Another possible outcome, where existing European trade marks would no longer cover the UK, would require action by rights owners to avoid the loss of rights and subsequent gaps in protection. Transitional provisions would need to be agreed that would enable the 'UK part' of an EU trade mark to be hived off into a national UK trade mark. European trade marks can already be converted into national marks, which keep the original filing date of the European application, so a similar process could be easily implementable. It would mean extra expense for rights owners who want to maintain UK trade mark protection, but as current conversion costs are broadly comparable with national filing fees, the cost may not be prohibitive.
While the spectre of Brexit provides plenty of reasons to review trade mark portfolios, it is in any case good practice to conduct regular audits to ensure that registrations are valid and enforceable, and that the scope of protection properly reflects the owner's activities.

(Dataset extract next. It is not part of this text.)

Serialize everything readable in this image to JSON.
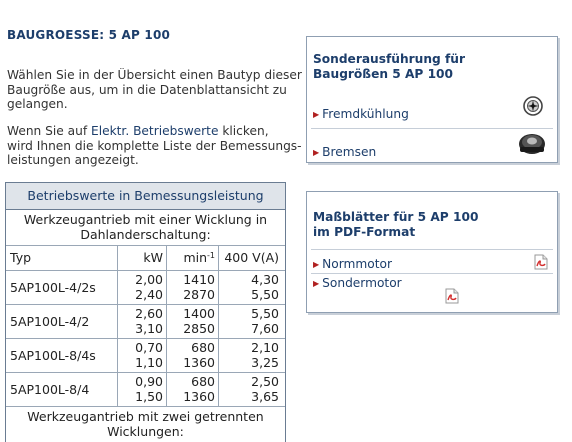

Something that can catch trade mark owners unawares is the use requirement. If a registered trade mark hasn't been used commercially in the country of registration within a defined period – usually five years from the grant of registration - then that registration will be vulnerable to non-use cancellation. It is unfortunately not unusual for a trade mark owner to find itself in the position of needing to enforce a registered trade mark against a would-be infringer, only to find that, as the trade mark has not been used, it is not effectively unenforceable. European trade mark rights have an additional vulnerability due to the requirement that the mark be used in a 'significant' part of the community: one member state is not enough. A European trade mark that is only used in the UK is therefore vulnerable to cancellation, and trade mark owners should ensure that, particularly for geographically limited trade marks, national protection is also in place in the primary markets.
We recommend that all trade mark owners review their trade mark protection regularly to ensure that it reflects current use. Rather than waiting to see what happens next, take the opportunity now to scrutinise your registrations, particularly the European trade marks: was registration granted before June 2011, and if so, is the mark being used commercially? Where is it being used: is it genuinely 'European' or it is really a national trade mark?